-- Problem details --
Lines below that include the word "icon" should each be copied.

START Records

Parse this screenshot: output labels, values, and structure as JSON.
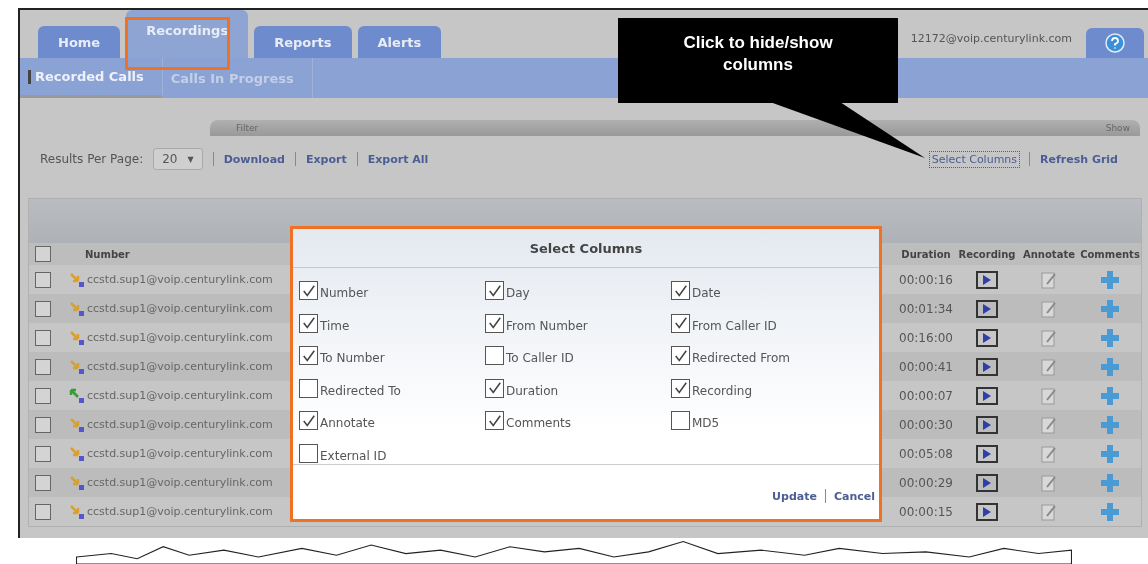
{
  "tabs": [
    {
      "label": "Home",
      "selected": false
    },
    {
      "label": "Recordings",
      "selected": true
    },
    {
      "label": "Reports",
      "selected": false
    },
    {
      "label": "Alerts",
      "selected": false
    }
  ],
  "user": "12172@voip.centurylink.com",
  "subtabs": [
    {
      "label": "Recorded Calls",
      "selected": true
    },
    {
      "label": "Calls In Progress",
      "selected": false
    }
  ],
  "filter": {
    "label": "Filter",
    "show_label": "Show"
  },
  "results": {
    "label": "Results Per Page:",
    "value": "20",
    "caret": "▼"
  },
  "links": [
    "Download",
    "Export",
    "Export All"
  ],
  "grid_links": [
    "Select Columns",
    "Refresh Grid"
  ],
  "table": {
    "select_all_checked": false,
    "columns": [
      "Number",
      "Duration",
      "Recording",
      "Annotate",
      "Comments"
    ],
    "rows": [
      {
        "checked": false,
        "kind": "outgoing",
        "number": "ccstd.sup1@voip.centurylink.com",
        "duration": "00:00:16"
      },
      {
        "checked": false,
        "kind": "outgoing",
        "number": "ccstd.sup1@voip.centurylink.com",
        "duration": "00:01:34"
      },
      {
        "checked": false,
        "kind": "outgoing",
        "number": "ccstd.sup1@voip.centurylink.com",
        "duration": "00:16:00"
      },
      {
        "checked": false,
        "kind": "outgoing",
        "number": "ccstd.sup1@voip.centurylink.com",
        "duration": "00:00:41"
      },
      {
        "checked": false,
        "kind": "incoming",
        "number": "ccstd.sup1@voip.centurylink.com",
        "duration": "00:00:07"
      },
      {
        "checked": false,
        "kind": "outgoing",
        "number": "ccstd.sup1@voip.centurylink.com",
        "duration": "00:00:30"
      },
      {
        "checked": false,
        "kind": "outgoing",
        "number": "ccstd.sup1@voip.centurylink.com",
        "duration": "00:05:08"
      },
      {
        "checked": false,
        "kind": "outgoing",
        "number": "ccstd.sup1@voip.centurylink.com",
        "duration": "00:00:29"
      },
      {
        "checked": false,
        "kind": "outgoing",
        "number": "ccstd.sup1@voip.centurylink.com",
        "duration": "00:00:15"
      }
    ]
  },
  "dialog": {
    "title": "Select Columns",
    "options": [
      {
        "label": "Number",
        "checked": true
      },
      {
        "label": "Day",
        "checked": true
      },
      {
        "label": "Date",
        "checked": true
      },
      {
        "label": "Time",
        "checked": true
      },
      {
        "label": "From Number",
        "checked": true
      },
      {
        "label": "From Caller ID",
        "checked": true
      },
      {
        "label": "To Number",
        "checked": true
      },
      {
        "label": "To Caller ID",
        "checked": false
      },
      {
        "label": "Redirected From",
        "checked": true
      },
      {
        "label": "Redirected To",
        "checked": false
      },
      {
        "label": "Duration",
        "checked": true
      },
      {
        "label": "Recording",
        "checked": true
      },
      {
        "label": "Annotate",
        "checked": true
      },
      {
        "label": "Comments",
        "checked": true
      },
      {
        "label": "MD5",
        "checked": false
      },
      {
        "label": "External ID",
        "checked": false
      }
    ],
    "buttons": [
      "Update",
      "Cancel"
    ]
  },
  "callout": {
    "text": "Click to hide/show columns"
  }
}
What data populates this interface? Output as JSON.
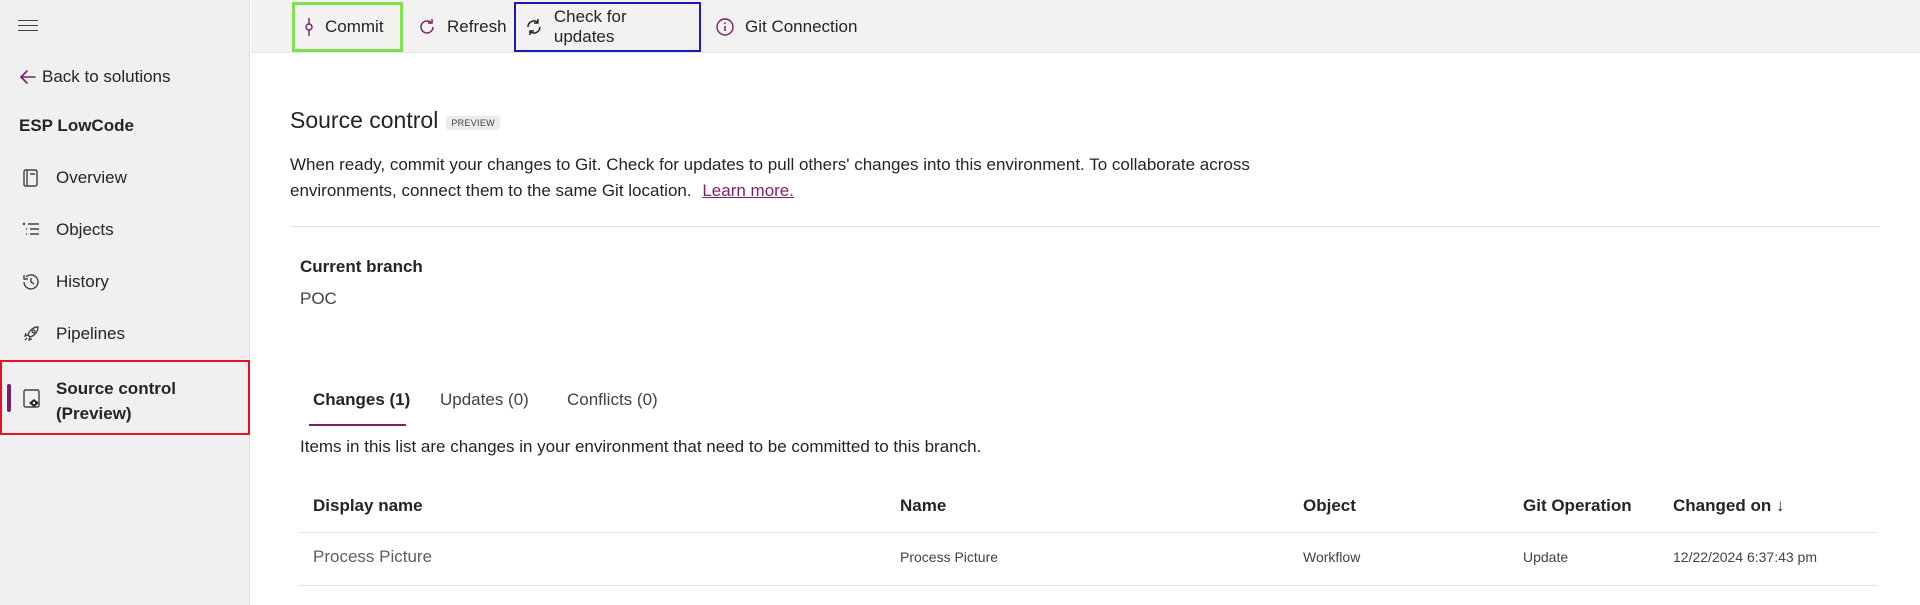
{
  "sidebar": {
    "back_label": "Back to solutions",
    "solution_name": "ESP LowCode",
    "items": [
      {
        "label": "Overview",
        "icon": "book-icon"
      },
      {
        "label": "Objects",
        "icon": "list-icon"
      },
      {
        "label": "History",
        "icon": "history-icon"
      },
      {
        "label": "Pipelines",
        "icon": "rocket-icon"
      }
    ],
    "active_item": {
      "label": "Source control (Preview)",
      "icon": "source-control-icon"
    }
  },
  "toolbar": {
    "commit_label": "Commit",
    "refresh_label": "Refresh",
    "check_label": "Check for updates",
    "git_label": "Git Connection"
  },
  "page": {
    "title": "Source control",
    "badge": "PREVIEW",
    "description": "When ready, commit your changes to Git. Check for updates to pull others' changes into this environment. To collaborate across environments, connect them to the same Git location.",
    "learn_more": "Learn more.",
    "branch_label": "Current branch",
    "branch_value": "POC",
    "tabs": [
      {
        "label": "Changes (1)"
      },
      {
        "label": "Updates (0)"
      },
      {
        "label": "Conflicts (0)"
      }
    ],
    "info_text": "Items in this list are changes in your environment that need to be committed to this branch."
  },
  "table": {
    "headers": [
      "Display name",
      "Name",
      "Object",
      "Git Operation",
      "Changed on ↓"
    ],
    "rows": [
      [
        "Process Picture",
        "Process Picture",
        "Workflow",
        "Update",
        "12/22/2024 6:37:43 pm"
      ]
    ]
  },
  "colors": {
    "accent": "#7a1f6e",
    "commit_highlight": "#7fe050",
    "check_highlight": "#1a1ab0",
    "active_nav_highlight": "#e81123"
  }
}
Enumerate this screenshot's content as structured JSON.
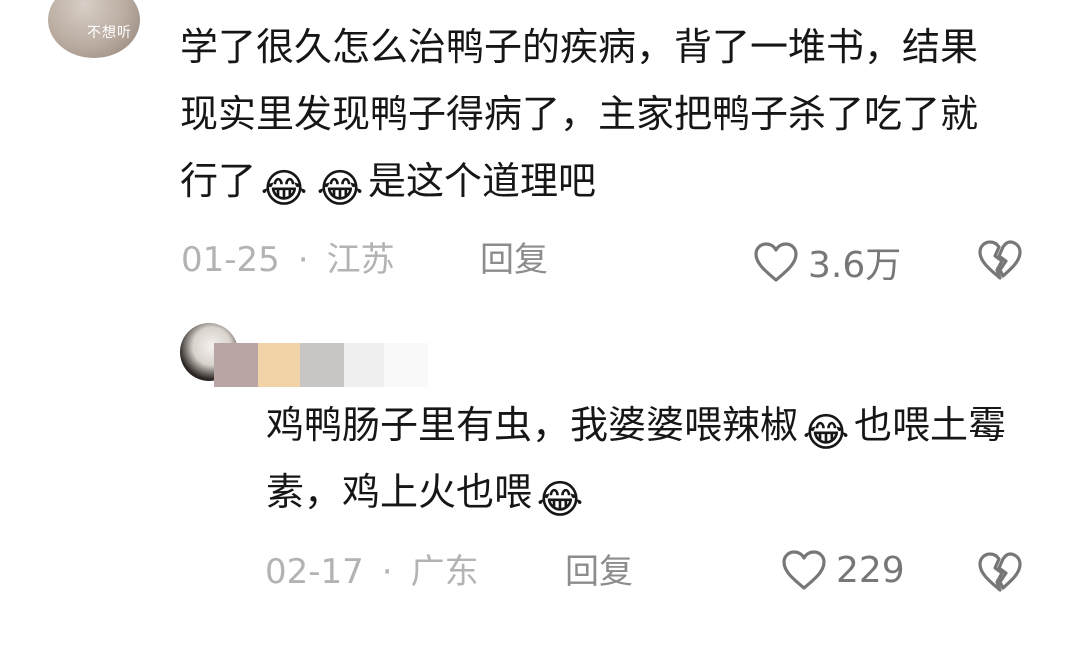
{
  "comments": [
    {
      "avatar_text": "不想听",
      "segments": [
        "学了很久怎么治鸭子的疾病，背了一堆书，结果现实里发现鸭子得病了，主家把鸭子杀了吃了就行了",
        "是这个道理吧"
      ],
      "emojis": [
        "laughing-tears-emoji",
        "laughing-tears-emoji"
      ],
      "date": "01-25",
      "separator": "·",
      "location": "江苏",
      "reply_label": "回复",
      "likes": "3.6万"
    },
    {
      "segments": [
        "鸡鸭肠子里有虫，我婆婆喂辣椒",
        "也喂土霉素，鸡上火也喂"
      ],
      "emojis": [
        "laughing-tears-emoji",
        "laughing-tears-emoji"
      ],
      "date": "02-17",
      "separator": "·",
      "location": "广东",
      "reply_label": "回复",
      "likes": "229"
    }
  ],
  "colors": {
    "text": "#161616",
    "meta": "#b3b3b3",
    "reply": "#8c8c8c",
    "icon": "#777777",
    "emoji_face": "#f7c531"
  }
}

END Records

-- Response to the task --
        "icon": "book-icon"
        "icon": "list-icon"
        "icon": "history-icon"
        "icon": "rocket-icon"
      "icon": "source-control-icon"
    "icon": "#777777",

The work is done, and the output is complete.